RECORDS SUPPLIED ->
=== Begin Enclosure ===

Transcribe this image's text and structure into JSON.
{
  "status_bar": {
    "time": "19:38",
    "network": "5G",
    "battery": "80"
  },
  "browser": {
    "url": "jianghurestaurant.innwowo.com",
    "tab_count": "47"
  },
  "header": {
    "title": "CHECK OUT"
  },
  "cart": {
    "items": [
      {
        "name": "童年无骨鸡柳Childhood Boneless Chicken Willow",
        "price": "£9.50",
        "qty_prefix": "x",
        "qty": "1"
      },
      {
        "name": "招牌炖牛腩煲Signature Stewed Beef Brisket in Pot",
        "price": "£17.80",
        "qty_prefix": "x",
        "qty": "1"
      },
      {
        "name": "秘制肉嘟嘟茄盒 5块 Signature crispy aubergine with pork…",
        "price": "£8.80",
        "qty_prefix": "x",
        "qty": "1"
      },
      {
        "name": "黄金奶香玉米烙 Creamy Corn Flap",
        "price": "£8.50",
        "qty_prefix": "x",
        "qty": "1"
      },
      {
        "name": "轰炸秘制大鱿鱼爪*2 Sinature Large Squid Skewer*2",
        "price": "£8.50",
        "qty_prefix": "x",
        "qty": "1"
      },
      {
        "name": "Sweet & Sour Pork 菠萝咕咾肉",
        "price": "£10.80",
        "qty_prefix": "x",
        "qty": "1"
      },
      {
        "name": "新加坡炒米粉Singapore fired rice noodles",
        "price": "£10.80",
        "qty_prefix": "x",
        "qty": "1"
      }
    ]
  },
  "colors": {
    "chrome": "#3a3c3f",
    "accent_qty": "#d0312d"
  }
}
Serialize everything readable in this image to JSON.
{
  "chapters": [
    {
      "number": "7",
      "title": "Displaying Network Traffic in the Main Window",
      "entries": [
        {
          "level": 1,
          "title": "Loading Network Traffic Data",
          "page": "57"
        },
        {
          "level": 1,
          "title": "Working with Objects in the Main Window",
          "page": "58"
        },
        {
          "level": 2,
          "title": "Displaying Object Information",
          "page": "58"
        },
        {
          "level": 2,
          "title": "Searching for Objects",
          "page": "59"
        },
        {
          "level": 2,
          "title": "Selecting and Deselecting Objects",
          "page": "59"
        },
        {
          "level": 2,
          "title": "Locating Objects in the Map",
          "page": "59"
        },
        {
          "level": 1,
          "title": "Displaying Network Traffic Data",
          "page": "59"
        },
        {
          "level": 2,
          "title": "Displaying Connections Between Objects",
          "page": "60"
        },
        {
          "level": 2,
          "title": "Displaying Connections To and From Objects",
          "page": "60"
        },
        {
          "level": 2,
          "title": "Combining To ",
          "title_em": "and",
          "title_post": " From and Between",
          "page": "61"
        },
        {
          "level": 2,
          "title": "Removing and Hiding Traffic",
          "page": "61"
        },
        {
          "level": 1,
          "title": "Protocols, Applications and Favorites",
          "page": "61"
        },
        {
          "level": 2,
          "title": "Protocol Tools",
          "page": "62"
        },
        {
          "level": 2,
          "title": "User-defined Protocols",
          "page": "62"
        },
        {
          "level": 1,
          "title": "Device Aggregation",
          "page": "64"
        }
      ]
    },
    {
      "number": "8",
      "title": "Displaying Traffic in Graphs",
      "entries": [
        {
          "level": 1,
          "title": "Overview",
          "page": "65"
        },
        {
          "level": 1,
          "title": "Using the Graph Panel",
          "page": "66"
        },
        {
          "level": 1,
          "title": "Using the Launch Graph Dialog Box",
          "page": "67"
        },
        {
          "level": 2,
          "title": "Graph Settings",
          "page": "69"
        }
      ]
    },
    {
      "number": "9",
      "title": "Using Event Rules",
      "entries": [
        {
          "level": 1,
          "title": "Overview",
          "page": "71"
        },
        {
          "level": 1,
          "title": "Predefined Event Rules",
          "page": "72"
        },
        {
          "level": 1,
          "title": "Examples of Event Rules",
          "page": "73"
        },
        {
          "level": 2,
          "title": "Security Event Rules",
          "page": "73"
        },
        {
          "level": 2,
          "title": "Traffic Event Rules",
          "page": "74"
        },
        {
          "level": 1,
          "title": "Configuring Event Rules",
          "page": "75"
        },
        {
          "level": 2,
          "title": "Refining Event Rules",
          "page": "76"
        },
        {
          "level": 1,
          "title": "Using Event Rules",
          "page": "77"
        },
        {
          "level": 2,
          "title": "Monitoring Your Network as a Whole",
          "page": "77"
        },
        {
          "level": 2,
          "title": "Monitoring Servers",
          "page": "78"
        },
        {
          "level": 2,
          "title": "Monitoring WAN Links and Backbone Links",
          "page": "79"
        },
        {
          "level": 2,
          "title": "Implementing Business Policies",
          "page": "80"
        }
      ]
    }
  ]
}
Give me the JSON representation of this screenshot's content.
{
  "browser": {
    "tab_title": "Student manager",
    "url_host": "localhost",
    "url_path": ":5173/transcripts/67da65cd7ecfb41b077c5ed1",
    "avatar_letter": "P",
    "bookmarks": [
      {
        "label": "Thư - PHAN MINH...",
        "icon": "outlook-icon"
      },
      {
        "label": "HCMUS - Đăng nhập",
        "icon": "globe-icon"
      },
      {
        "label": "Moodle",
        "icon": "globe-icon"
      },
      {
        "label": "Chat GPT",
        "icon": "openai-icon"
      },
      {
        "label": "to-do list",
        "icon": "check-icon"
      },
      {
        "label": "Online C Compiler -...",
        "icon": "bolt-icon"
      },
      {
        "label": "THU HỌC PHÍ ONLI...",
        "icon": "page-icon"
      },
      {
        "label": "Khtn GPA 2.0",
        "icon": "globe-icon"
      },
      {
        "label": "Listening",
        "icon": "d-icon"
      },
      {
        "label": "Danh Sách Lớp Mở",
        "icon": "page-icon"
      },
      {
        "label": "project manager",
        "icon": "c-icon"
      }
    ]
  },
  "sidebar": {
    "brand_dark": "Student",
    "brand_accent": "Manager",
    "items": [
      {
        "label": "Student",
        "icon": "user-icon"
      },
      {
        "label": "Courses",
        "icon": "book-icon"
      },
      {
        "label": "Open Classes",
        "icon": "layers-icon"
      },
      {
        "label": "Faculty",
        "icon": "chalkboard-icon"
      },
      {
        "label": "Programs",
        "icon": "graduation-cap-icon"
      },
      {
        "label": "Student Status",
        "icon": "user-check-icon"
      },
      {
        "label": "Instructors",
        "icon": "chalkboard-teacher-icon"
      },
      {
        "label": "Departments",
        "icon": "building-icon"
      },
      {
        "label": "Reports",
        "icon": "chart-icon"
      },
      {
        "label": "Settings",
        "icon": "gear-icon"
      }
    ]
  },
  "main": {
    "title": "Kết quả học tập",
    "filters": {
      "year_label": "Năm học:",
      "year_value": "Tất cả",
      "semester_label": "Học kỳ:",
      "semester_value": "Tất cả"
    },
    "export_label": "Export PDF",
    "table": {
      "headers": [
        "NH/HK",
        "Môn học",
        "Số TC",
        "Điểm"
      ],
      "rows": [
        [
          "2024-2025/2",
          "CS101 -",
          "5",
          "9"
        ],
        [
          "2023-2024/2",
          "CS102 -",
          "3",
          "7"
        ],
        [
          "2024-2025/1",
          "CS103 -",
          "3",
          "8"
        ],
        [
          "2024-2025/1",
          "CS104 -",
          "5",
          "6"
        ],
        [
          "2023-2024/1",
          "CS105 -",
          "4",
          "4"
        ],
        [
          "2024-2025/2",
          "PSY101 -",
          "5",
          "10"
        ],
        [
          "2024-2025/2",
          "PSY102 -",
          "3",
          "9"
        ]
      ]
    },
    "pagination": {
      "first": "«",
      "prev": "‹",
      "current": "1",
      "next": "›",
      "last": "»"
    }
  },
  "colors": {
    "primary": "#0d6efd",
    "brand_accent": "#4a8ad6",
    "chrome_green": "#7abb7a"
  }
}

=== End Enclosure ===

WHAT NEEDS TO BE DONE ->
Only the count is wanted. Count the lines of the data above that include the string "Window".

ANSWER AREA ->
2